Problem description: Run through the records and, wherever a line holds the word "Default", return that line.

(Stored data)
==============================

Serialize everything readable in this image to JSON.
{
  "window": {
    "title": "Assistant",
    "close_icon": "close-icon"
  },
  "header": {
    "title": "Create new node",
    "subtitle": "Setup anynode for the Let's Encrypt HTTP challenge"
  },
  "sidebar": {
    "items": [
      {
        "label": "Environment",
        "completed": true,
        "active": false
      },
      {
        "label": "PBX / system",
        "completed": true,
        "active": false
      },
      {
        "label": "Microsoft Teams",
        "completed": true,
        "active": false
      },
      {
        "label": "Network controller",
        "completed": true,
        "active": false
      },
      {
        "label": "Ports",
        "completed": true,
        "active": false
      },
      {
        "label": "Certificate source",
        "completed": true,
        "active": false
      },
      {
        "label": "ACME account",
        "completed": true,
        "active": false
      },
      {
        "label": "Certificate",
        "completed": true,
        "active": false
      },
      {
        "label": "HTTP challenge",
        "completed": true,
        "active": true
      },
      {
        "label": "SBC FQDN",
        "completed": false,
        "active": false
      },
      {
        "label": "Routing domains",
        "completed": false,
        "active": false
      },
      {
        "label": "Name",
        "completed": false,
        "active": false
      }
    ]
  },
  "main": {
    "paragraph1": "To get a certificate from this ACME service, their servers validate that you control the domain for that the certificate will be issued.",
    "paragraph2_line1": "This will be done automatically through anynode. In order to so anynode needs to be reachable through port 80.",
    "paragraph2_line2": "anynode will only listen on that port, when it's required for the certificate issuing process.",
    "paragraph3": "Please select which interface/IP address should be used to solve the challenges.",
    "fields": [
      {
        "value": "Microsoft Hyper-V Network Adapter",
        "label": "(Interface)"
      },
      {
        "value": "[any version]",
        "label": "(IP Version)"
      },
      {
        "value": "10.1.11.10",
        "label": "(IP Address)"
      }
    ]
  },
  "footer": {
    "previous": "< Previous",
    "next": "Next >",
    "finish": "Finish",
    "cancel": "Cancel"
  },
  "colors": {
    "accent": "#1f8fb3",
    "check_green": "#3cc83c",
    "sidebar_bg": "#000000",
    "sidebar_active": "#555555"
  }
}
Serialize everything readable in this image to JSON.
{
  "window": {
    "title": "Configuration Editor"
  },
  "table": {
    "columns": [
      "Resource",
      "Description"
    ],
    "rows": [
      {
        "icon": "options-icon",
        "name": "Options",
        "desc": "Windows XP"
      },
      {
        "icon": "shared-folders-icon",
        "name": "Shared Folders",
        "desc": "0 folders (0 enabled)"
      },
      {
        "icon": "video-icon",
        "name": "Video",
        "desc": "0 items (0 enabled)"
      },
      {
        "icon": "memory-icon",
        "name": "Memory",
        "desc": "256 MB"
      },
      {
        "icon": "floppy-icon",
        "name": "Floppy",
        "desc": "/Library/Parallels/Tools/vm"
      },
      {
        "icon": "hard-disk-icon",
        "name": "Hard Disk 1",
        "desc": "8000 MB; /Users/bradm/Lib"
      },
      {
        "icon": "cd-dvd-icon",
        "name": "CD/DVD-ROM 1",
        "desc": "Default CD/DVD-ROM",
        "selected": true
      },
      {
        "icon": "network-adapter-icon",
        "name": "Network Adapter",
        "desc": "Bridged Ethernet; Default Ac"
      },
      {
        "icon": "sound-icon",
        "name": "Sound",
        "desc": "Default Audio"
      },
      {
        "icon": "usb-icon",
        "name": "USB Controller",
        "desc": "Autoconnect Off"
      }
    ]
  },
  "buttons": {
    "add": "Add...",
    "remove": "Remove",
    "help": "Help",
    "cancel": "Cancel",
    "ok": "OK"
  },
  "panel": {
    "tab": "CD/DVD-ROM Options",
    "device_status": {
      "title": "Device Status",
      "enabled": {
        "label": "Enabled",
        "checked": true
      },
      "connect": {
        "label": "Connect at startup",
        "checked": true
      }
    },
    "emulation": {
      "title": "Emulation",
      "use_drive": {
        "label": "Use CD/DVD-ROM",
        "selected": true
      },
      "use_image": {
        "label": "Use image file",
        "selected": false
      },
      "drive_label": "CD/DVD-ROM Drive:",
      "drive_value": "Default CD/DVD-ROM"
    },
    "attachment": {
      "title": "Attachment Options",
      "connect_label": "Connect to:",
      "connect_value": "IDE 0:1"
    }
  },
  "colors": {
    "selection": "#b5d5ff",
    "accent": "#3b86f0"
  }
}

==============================

Task solution:
        "desc": "Default CD/DVD-ROM",
        "desc": "Bridged Ethernet; Default Ac"
        "desc": "Default Audio"
      "drive_value": "Default CD/DVD-ROM"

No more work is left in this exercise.